But long-standing weaknesses in management and organisation, compounded now by the federalisation process, have allowed some of the essential functions of the NTP to disintegrate, and others are at serious risk. The laboratory network for diagnosing TB and the system of supportive supervision that ensures standards are maintained through all levels of government should be restored immediately.
This is because district centres, key to TB control strategies, were abolished — and then reinstated — but with far fewer staff than previously.
Accurate surveillance of the cases notified and the flow of information to the centre is endangered. Federalisation has so far not created clear mechanisms that will ensure these essential functions continue. If decentralised procurement of drugs continues, it will increase procurement costs significantly and risk the purchase of poor quality drugs.
Successive governments have allowed the technical staff of the National TB Centre to be hollowed out, eroding its capacity to develop policies and lead their implementation. The National Strategic Plan, written three years ago, is underfunded and only partially implemented. Most staff responsible for TB activities are now not trained to carry out the work.

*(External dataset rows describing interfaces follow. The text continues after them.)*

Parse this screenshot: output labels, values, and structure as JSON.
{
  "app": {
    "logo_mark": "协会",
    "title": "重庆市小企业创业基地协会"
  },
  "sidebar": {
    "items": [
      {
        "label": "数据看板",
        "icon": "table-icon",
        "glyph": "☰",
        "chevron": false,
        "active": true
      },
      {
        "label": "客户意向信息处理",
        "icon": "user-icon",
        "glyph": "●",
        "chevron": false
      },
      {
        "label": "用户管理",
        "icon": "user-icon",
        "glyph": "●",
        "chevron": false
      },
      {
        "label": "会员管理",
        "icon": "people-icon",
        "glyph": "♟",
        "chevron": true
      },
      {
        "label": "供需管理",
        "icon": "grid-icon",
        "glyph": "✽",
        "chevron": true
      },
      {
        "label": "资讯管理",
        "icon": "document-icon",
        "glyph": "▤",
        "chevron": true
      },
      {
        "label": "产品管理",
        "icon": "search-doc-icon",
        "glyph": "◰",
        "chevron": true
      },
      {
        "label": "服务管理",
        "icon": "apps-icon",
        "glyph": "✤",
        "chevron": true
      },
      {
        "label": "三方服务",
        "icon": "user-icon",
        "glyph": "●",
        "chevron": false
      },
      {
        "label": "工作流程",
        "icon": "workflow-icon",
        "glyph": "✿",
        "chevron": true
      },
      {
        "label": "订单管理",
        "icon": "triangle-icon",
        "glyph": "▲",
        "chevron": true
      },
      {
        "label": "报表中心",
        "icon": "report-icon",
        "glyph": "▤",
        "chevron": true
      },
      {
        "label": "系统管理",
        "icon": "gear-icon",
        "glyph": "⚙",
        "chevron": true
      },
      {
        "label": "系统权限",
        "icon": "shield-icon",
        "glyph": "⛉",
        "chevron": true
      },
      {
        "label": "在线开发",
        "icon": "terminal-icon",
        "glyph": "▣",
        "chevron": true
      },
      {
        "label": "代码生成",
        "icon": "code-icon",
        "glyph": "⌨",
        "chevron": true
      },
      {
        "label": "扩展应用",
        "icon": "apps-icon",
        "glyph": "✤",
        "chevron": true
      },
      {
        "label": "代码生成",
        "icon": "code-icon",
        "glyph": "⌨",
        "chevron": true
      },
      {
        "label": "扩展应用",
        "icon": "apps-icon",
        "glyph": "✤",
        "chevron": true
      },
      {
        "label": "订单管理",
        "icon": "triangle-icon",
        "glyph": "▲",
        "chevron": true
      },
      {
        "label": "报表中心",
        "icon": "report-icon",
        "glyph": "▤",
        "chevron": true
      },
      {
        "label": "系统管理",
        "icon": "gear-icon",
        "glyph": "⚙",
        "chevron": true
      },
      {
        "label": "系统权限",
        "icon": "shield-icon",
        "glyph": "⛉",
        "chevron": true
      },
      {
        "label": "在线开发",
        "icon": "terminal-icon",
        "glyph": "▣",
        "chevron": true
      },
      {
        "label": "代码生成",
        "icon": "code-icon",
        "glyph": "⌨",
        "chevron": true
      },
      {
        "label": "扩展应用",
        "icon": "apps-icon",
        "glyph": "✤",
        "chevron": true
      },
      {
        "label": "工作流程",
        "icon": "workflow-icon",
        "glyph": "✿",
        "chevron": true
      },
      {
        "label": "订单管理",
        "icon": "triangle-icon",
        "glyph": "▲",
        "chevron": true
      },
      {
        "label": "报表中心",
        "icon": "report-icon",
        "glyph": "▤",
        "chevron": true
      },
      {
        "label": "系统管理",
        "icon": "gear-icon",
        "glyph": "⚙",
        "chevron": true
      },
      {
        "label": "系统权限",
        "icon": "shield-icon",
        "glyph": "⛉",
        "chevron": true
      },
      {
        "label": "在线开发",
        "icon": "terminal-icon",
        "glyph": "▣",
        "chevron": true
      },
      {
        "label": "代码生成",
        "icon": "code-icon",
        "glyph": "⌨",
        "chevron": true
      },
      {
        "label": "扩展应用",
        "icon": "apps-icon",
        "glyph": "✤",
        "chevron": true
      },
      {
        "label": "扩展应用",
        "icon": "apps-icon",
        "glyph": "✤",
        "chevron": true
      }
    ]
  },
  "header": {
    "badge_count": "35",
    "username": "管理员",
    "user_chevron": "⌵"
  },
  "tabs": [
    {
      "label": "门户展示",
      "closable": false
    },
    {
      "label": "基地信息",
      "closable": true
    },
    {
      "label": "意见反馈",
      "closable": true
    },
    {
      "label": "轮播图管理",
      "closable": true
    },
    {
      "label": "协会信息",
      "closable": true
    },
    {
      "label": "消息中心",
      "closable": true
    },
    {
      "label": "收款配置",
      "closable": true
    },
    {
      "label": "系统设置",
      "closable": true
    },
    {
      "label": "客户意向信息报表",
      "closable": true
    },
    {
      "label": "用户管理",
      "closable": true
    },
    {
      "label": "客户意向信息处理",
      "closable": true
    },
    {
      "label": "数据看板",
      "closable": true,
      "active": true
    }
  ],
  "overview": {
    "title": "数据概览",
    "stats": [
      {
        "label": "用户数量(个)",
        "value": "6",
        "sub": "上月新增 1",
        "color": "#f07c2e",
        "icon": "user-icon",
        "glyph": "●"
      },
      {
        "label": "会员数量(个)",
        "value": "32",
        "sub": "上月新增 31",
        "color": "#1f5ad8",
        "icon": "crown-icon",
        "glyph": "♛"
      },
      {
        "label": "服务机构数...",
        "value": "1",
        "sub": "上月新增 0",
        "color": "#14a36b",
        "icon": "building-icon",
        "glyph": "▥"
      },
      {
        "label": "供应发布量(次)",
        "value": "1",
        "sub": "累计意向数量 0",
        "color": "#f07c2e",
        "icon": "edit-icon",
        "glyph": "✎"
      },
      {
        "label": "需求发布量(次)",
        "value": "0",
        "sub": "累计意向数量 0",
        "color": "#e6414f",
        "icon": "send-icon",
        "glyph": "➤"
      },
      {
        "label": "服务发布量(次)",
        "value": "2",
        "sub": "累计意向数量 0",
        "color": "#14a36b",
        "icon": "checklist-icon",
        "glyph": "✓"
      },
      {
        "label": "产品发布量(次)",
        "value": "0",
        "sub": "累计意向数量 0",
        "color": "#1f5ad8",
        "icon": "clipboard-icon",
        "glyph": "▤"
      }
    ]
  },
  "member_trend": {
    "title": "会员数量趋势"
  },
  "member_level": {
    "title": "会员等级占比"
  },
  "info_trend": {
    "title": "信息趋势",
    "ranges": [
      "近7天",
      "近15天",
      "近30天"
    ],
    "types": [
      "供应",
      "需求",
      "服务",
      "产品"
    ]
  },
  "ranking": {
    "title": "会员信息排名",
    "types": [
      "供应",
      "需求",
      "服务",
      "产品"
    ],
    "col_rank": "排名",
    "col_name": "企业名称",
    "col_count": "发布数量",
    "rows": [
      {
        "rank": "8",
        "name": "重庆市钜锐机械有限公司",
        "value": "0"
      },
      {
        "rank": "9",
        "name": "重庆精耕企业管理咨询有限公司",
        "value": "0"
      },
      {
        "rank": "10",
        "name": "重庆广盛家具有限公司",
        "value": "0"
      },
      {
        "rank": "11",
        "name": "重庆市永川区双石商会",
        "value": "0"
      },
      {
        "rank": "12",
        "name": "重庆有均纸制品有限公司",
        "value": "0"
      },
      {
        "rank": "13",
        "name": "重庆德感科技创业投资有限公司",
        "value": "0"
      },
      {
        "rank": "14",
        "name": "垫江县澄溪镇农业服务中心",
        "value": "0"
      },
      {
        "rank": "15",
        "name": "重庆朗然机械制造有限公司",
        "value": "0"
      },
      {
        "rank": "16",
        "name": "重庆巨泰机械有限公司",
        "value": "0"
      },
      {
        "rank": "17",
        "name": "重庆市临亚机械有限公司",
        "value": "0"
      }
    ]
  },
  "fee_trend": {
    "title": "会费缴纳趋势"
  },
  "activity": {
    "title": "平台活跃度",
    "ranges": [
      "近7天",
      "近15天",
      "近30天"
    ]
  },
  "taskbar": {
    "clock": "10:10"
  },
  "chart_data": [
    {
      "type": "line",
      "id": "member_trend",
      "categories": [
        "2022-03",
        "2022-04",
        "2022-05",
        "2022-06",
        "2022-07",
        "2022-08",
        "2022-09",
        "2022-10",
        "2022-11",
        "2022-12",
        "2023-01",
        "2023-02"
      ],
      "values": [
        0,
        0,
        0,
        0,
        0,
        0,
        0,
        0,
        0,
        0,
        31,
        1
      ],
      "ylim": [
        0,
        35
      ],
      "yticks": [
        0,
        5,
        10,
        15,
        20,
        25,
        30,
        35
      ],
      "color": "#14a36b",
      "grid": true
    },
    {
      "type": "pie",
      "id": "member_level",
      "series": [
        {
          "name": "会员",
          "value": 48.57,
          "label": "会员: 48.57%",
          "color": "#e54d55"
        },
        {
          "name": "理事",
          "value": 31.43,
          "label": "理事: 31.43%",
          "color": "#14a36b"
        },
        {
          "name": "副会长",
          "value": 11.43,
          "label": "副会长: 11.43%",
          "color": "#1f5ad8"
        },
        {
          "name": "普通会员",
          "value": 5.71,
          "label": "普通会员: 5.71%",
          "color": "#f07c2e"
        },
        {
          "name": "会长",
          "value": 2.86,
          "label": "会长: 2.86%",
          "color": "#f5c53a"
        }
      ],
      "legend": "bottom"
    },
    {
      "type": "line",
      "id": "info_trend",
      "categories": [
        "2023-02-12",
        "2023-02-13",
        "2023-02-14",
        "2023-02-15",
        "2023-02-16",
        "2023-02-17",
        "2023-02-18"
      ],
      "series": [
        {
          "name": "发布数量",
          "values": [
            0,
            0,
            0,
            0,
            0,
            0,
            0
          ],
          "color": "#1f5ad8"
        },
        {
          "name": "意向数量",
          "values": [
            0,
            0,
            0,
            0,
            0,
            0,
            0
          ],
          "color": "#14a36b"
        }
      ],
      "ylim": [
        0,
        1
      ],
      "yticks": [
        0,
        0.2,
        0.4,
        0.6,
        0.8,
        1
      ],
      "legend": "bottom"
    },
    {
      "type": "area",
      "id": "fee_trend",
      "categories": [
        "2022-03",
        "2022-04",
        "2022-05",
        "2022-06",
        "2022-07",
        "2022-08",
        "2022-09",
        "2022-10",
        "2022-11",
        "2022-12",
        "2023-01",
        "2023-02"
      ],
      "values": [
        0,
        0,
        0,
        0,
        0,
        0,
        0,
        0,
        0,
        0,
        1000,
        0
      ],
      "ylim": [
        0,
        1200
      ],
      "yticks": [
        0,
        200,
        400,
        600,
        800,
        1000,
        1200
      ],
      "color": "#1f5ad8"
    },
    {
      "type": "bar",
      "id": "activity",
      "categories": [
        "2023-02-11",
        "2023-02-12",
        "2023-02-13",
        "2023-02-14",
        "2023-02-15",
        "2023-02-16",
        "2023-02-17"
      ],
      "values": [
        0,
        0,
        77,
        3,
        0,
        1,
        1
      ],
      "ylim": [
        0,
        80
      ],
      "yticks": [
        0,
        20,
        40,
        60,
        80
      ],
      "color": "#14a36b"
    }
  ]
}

Diagnosis is mostly by outdated and insensitive sputum microscopy. Transport of specimens to laboratories is still inadequate. Consequently, GeneXpert utilisation has been slow to increase.
The private health sector is massive and growing. Over 70% of people with TB first go to private clinics, yet diagnosis and treatment are of variable quality, leading to drug resistance.
The joint monitoring mission recommended the following:
Stop the collapse of the NTP by engaging the MOHP in discussions on federalisation to ensure that the essential functions of TB control are preserved, with clear roles and responsibilities for the newly appointed staff.
Increase investment to provide technical support to all levels of the NTP through teams of staff at central and provincial levels. Let a partner employ these staff if the government cannot do so immediately.
Use these teams to address the massive training gap that hypermobility of staff and federalisation have created.
Phase out sputum microscopy for diagnosis and move to GeneXpert testing, and make sure contracted organisations achieve case-finding targets. If they do not, stop the activities and redirect the resources to more effective areas.
Fully engage with the private sector to ensure patients there are diagnosed and treated according to national guidelines.
Similarly engage with community-based organisations to help find cases and ensure they finish treatment.
Nepal must act on all these recommendations without delay to get back on track to meet its commitments.
Paul Nunn was Team Leader of the international mission and Bhim Singh Tinkari is a recent Director of the National Tuberculosis Centre